Nicole Glaros: Founding teams often must make high-stake decisions with not enough information. I find that founders who make thoughtful but rapid decisions and execute on those decisions quickly have an edge.
Founders who make thoughtful but rapid decisions and execute on those decisions quickly have an edge.
The ones who learn from those decisions and adapt their strategies based on what they learned always impress me. For instance, I’m working closely with a company who was committed in the early days to launching a consumer service. Advisors close to the company knew early on that enterprise was a great path for the company, but the founders were very committed to the consumer market. They had their product in the market for about 6 months and have learned that it’s incredibly expensive to acquire consumers relative to the lifetime value of the customer. They’re currently exploring the enterprise route — which was a difficult decision because it included admitting to themselves and advisors that their initial gut on the market might have been wrong.
David: How do you recognize entrepreneurs that will execute with speed?
Nicole: This is a talent that’s actually easy to spot. By looking at the founding team over a short period of time and assessing what have they accomplished, what problems they have solved, what features they released and what contracts have they closed will give me a pretty good idea of how efficient they are.
David: Can you learn anything from who the founding team is employing?
Nicole: Looking at the talent of the non-founding team is a great clue into knowing whether they can both recruit and utilize high-caliber talent. You can’t build a great company without being able to recruit a great team.
You can’t build a great company without being able to recruit a great team.
David: How important is having the right idea?

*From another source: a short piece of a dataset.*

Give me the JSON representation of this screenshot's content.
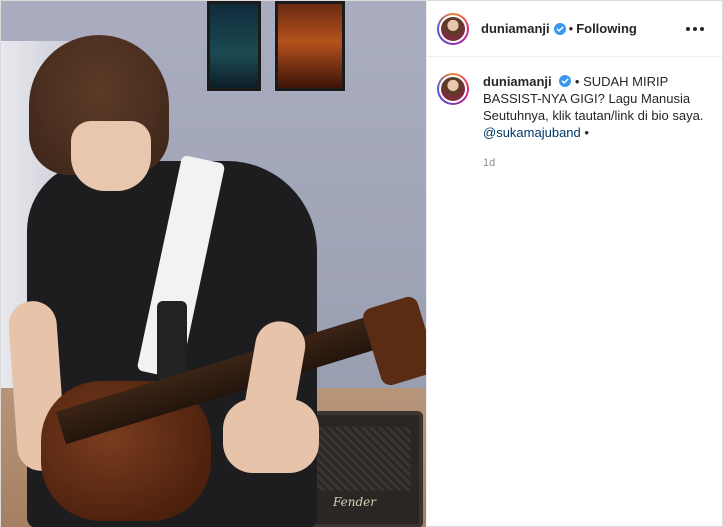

Nicole: I actually don’t spend a lot of time evaluating the merit of a potential idea. A great idea is just that, only an idea. Instead, it’s important to focus more on the market and the qualities of the founding team. If you have a great team, the idea can and will evolve over time. It’s the execution of the idea that’s important, not the idea itself.
A great idea is just that, only an idea. Instead, it’s important to focus more on the market and the qualities of the founding team.
David: What’s most exciting about the entrepreneurs you work with every day?
Nicole: Entrepreneurs are my favorite breed of people on the planet. They can come in all shapes, sizes, ethnicities and socioeconomic backgrounds. They are undeniably human because they are a constant exercise in opposites — extreme confidence mixed with extreme self-doubt; joy and depression, usually in the same day. They put everything on the line, they risk it all, with no playbook, usually no support, and a high likelihood of failure. They give the rest of us jobs and inspiration and are the very foundation of our way of living. Entrepreneurs, I salute you.